Compartment / section trays allow consumers to cook components separately, helping to improve the appearance and flavour of the resulting meal.
Medical conditions, personal preferences and/or religious obligations can sometimes drive the need for compartmentalisation. Some people have an innate fear of different foods meeting each other on the same plate. This fear, brumotactillophobia, is considered by psychologists to be a hangover from a childhood of fussy eating. However, it is not just brumotactillophobics that benefit from different foods being kept apart during the cooking / serving process. By separating flavours and textures, the resulting meal is more appealing.
Compartmentalisation also provides the consumer with autonomy and flexibility. There may also be ethical or religious reasons why consumers do not want to mix certain foods.
Special Dietary Labelling & Certification
Even more important than the compartmentalisation or sustainability provided by packaging are the reassurances that consumers look for from specific dietary labelling or certifications. With an increasing number of people looking to fulfil specific dietary needs – stemming from health concerns, personal preferences or religious observations – it’s imperative that these requirements are clearly addressed on packaging through the use of specific labelling or certifications, such as ‘vegan-friendly,’ ‘gluten-free’ or a kosher hechsher.
At KLBD we understand the importance of food certification and the reassurance it gives consumers. It’s crucial to know what food is kosher; for a product to qualify for a Kosher certificate, every ingredient and processing aid used in the production must be kosher and approved by a kosher auditor.
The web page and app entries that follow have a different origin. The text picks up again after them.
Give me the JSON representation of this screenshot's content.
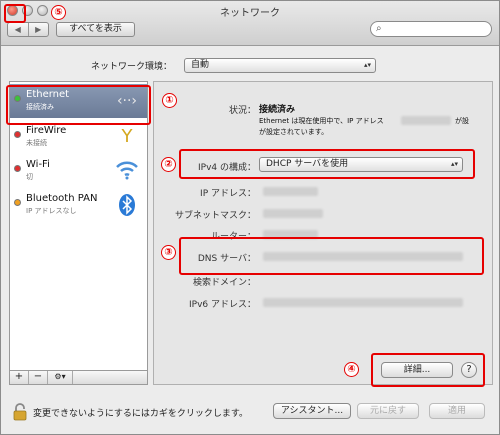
{
  "window": {
    "title": "ネットワーク"
  },
  "toolbar": {
    "back_label": "◀",
    "forward_label": "▶",
    "show_all_label": "すべてを表示",
    "search_placeholder": ""
  },
  "location": {
    "label": "ネットワーク環境：",
    "value": "自動"
  },
  "sidebar": {
    "items": [
      {
        "name": "Ethernet",
        "status": "接続済み",
        "dot_color": "#3cc23c",
        "icon": "ethernet-icon",
        "selected": true
      },
      {
        "name": "FireWire",
        "status": "未接続",
        "dot_color": "#e03030",
        "icon": "firewire-icon"
      },
      {
        "name": "Wi-Fi",
        "status": "切",
        "dot_color": "#e03030",
        "icon": "wifi-icon"
      },
      {
        "name": "Bluetooth PAN",
        "status": "IP アドレスなし",
        "dot_color": "#f0a020",
        "icon": "bluetooth-icon"
      }
    ],
    "bottom": {
      "add": "+",
      "remove": "−",
      "gear": "⚙▾"
    }
  },
  "detail": {
    "status_label": "状況：",
    "status_value": "接続済み",
    "status_desc": "Ethernet は現在使用中で、IP アドレス",
    "status_desc_end": "が設定されています。",
    "ipv4_label": "IPv4 の構成：",
    "ipv4_value": "DHCP サーバを使用",
    "ip_label": "IP アドレス：",
    "subnet_label": "サブネットマスク：",
    "router_label": "ルーター：",
    "dns_label": "DNS サーバ：",
    "search_domain_label": "検索ドメイン：",
    "ipv6_label": "IPv6 アドレス：",
    "advanced_label": "詳細...",
    "help_label": "?"
  },
  "footer": {
    "lock_text": "変更できないようにするにはカギをクリックします。",
    "assistant_label": "アシスタント...",
    "revert_label": "元に戻す",
    "apply_label": "適用"
  },
  "annotations": {
    "n1": "①",
    "n2": "②",
    "n3": "③",
    "n4": "④",
    "n5": "⑤"
  },
  "colors": {
    "highlight_red": "#e60000",
    "selected_row": "#7a8aa6"
  }
}
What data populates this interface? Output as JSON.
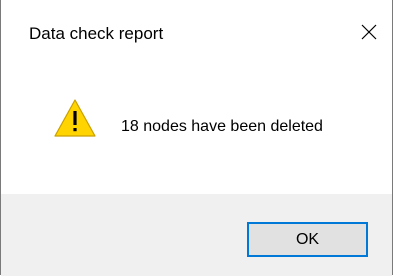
{
  "window": {
    "title": "Data check report"
  },
  "content": {
    "icon": "warning-icon",
    "message": "18 nodes have been deleted"
  },
  "footer": {
    "ok_label": "OK"
  },
  "colors": {
    "warning_fill": "#ffd400",
    "accent_border": "#0078d7",
    "footer_bg": "#f0f0f0"
  }
}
If you’re interested in learning more about kosher certification, please contact us today.